Identification of Mannose Receptor as Receptor for Hepatocyte Growth Factor {beta}-Chain: NOVEL LIGAND-RECEPTOR PATHWAY FOR ENHANCING MACROPHAGE PHAGOCYTOSIS.
H. Ohnishi, K. Oka, S. Mizuno, and T. Nakamura (2012)
J. Biol. Chem. 287, 13371-13381
   Abstract »    Full Text »    PDF »
How Immune Peptidases Change Specificity: Cathepsin G Gained Tryptic Function but Lost Efficiency during Primate Evolution.
W. W. Raymond, N. N. Trivedi, A. Makarova, M. Ray, C. S. Craik, and G. H. Caughey (2010)
J. Immunol. 185, 5360-5368
   Abstract »    Full Text »    PDF »
Structural basis for agonism and antagonism of hepatocyte growth factor.
W. D. Tolbert, J. Daugherty-Holtrop, E. Gherardi, G. Vande Woude, and H. E. Xu (2010)

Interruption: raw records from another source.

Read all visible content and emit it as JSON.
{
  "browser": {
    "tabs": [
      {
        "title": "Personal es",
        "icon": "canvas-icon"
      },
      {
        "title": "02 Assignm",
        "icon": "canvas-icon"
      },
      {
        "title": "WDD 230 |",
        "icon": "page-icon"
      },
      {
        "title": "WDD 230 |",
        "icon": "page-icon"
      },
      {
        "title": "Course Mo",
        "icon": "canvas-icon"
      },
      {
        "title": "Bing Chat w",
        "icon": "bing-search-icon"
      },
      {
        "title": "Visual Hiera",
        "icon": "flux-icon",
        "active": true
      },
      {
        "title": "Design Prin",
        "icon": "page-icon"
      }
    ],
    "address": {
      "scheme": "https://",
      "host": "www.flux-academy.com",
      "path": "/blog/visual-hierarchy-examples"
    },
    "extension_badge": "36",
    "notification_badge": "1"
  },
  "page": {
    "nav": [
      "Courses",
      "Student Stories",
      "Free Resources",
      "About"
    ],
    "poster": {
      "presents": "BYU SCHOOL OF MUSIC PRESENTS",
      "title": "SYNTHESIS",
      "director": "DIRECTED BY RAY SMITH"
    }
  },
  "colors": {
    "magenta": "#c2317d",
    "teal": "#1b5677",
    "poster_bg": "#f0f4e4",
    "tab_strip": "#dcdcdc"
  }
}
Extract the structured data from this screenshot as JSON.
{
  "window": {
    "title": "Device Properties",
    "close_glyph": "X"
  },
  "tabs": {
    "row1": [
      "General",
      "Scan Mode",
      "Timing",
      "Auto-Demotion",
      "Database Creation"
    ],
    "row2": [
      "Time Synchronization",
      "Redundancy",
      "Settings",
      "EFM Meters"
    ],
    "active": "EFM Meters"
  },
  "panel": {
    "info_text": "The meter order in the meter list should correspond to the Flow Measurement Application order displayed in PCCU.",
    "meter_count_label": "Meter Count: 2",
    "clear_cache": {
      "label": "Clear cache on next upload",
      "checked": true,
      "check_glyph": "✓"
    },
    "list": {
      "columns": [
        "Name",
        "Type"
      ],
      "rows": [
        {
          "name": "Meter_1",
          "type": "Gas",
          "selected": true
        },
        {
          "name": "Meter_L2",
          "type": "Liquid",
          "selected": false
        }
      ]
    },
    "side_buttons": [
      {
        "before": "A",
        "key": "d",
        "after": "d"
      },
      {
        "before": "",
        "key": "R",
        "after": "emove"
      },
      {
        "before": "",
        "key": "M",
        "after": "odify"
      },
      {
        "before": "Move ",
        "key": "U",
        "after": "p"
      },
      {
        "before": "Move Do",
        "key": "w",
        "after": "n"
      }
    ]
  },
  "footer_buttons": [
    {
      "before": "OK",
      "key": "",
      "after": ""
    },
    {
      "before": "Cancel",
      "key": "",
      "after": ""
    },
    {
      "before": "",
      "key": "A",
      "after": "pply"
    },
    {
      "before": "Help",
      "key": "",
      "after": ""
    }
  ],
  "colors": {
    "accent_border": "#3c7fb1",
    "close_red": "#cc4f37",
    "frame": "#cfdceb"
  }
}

PNAS 107, 13264-13269
   Abstract »    Full Text »    PDF »
Angioinhibitory Action of NK4 Involves Impaired Extracellular Assembly of Fibronectin Mediated by Perlecan-NK4 Association.
K. Sakai, T. Nakamura, K. Matsumoto, and T. Nakamura (2009)
J. Biol. Chem. 284, 22491-22499
   Abstract »    Full Text »    PDF »
Crosstalk between the {alpha}2{beta}1 integrin and c-met/HGF-R regulates innate immunity.
K. D. McCall-Culbreath, Z. Li, and M. M. Zutter (2008)
Blood 111, 3562-3570
   Abstract »    Full Text »    PDF »

To Advertise     Find Products

Science Signaling. ISSN 1937-9145 (online), 1945-0877 (print). Pre-2008: Science's STKE. ISSN 1525-8882